A lot of games build upon Pong‘s simple premise, but few really refined it the way Data East’s Windjammers did in 1994. The one-on-one flying disc title added in fighting game-style special attacks, and managed to create a highly competitive experience that thrived in arcades. Despite the depth to the gameplay, it never received much widespread acclaim, and it was thought to forever be a game that would only be beloved by a few gamers.
Thankfully, a few of the people who loved Windjammers ended up becoming game programmers and that’s how Disc Jam was born. Making an updated version of Windjammers seemed like a natural fit for High Horse Entertainment, as the duo of former Activision employees both had a soft spot for the game. They didn’t set out to clone the experience, though, as they had aspirations of making a game that had its own twists on Data East’s title.
Same Premise, New Twists
The biggest and most noticeable difference between Disc Jam and its inspiration is that the court is displayed vertically like modern-day tennis titles are. This change of perspective makes the play area seem much larger, and that’s where the game’s sense of movement really shines. Players have full 360-degree movement unlike Windjammers, which operated on an eight-direction input, and it was really the only way to go. Running around the area in order to grab discs before they reach your goal is thrilling, and it’s what makes every volley feel both important and enjoyable.
Another major difference is that Disc Jam allows for team-based play, and all of the matches I played ended up being 2-on-2. I was able to pass the frisbee to my partner, and coordinate different strategies for offense and defense. For example, I spent a lot of time playing near the net and was trying to intercept the frisbee right when it crossed over to my side, this gave my opponents less time to react, but also meant that my teammate was all by himself if the disc got passed me. Thankfully, this ended up working for my team more often than not, and we were able to pick up a pretty dominant victory.
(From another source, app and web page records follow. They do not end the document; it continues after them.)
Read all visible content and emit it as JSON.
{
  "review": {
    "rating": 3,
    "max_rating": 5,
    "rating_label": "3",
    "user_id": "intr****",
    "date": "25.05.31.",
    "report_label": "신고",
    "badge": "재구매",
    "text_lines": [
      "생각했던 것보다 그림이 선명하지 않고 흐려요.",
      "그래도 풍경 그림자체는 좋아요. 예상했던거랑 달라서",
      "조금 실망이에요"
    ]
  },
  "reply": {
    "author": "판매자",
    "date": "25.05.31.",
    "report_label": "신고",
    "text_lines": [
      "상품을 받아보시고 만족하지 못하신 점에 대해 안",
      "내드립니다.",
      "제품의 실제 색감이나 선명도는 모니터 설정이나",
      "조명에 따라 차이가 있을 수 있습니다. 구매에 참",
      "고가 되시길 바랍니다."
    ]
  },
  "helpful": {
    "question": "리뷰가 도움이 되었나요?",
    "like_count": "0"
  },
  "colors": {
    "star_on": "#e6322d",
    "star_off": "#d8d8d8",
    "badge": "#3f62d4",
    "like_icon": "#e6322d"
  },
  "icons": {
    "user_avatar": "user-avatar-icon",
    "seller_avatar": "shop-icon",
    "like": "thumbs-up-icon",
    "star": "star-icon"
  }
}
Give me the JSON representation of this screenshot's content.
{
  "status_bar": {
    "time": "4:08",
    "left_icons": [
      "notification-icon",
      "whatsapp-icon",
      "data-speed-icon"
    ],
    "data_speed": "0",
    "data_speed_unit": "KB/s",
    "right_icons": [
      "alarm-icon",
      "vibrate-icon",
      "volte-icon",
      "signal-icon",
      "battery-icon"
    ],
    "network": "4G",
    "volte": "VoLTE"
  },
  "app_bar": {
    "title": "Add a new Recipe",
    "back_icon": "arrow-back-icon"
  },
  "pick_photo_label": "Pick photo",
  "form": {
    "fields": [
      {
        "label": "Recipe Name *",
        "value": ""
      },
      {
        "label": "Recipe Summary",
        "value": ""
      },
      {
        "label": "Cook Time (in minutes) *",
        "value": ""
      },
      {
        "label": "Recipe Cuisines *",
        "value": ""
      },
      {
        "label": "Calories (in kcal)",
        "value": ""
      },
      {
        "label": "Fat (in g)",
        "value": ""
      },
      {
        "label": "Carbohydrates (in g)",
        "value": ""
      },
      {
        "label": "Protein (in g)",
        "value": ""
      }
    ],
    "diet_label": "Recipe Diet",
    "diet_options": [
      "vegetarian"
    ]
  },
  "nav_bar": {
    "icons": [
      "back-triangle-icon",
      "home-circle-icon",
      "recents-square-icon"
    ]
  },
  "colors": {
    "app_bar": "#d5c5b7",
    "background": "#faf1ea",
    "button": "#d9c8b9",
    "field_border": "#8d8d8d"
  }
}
What really impressed me with Disc Jam is how much depth there is to it. The controls are more complicated than Windjammers, which is a two-button game, and I was constantly learning small tricks as I played (such as how to pop the disc up in the air). A lot of the more advanced maneuvers I pulled off were by accident, but this just makes me want to really master the game once it comes out in 2017. It’s still very easy to pick-up and play, but there’s a lot going on underneath.
Elephant in the Room
One of the biggest surprises of the PlayStation Experience was that Windjammers is coming to PlayStation 4 (and Vita) complete with online play. It was a surprising announcement since developers had been interested in using the license previously, but had a hard time working out a deal with the current owner. Publisher DotEmu was able to do it, though, and now Disc Jam had competition & shockingly wasn’t the only disc-based sports game of 2017.
My instant reaction to the Windjammers announcement at PSX was that the Disc Jam dev had run into some really tough luck. I ended up asking the two-man studio about how they felt about Windjammers coming to PS4, and they had a very different perspective on it. High Horse Entertainment was far from devastated, as they were actually thrilled by the news. They had known about the announcement ahead of time, since Windjammers was also set to exhibit at PSX, and believed that both games coming out around the same time would help get each title more attention (which seems to be true since here I am talking about both of them). Their logic seems sound to me, and after getting hands-on time with each game, I was swayed to their line of thought.
As strange as it may seem, 2017 is set to be the year of the disc. Both Disc Jam and Windjammers can successfully co-exist on the market and offer up different experiences on the same basic idea. High Horse Entertainment’s game feels significantly different from its clear inspiration, and manages to make a game that needs to be mastered in new sorts of ways. It’s certainly a great time to be a fan of disc sports, as both titles will be out in 2017.